It was only after those disastrous years that the government got serious about WTO entry, which happened two years after the agriculture collapse, and about pursuing measures to improve the business climate. It was also around then that President Vladimir Putin ordered a focus on the World Bank's "Ease of Doing Business Survey" as a means to showcase progress to foreign businesses and investors.
But with Russia, it always seems to be a case of why take the easy road when you can take the hard road. The reform program is thus dusted off only during times of crisis, forcing Russia to rush to join organizations such as the WTO in an effort to attract investment and foreign expertise.
Testing the rules of membership will always be in Russia's nature. OECD membership, which until late last year was one of the Kremlin's key goals, has undoubtedly been delayed indefinitely — but not canceled.
A well-worn cliche states that every crisis is also an opportunity. Russia is the largest country on the planet, and yet it still imports almost 20 percent of food consumption. That is a result of a couple of decades of under-investment and neglect that will take a lot more than a policy statement to fix. But import substitution is now becoming a matter of national security rather than simply good economics. It is no coincidence that this is the sector in which the Kremlin choose to impose import bans — a small silver lining around an otherwise dark cloud.
This present crisis is certainly more severe and more unpredictable than anything we have experienced since the late 1990s. It would be foolish to try to guesstimate how long will the growth disruption last and how severe the fallout will be in the meantime, until there is greater clarity in geopolitics and in eastern Ukraine.

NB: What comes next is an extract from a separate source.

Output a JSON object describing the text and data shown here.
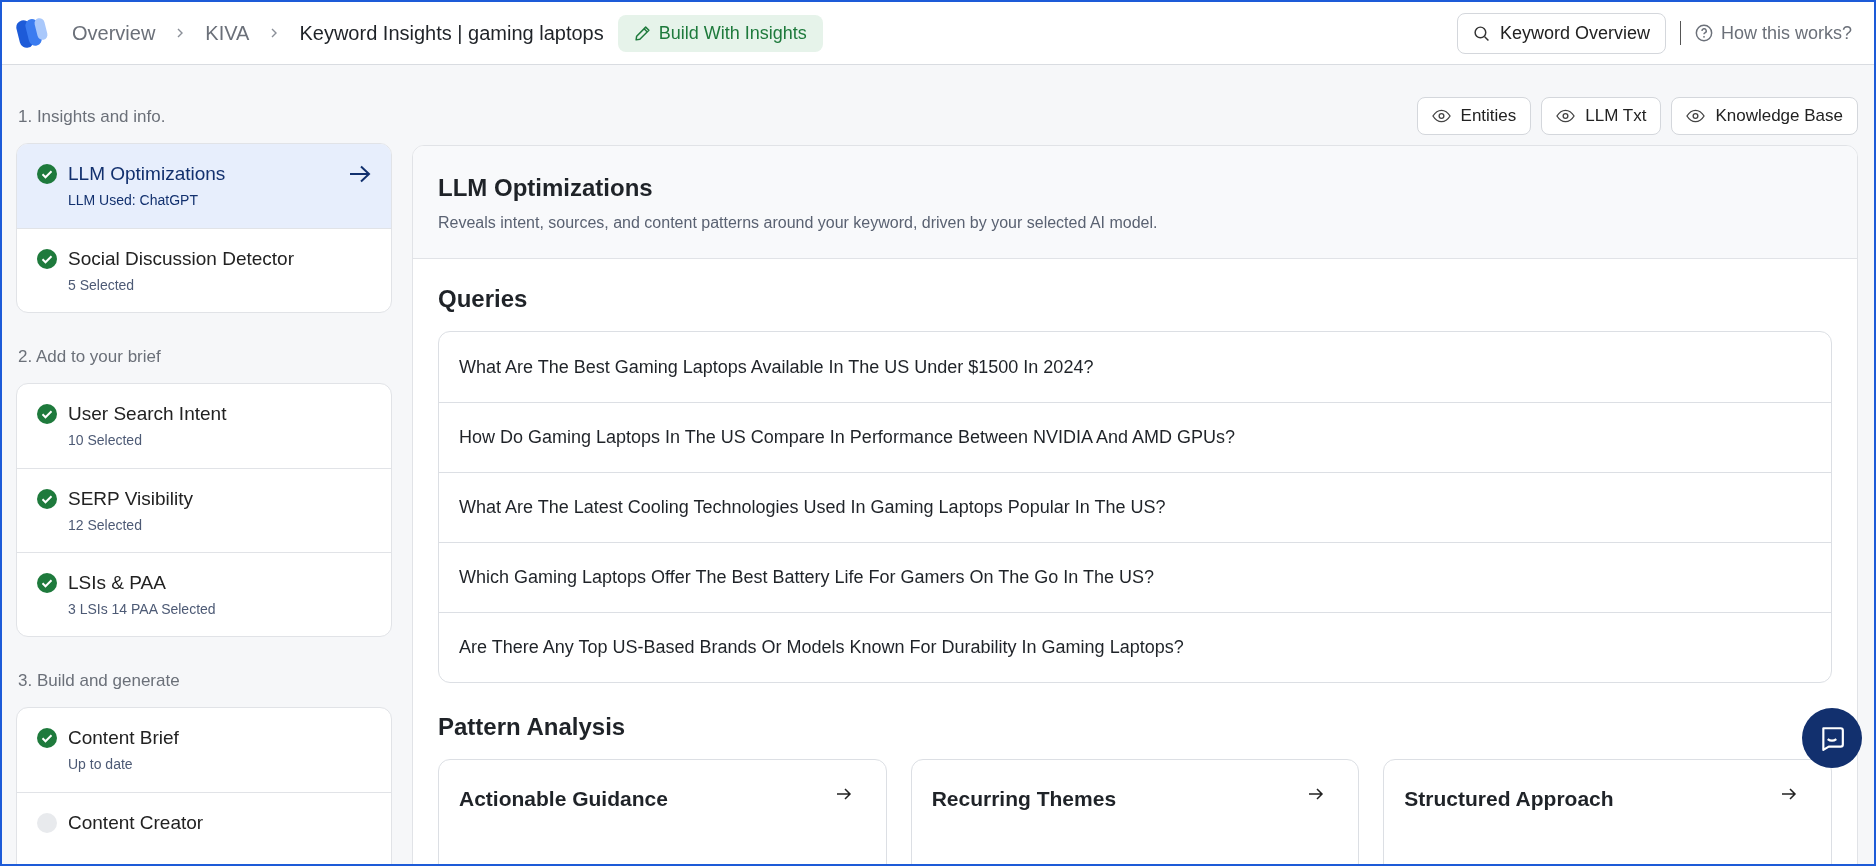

But the sanctions are a step sideways, perhaps even several, but not a step back. All we can hope for is that by the time Russia climbs out of this latest crisis there will be even greater enthusiasm and support for investment and business reforms.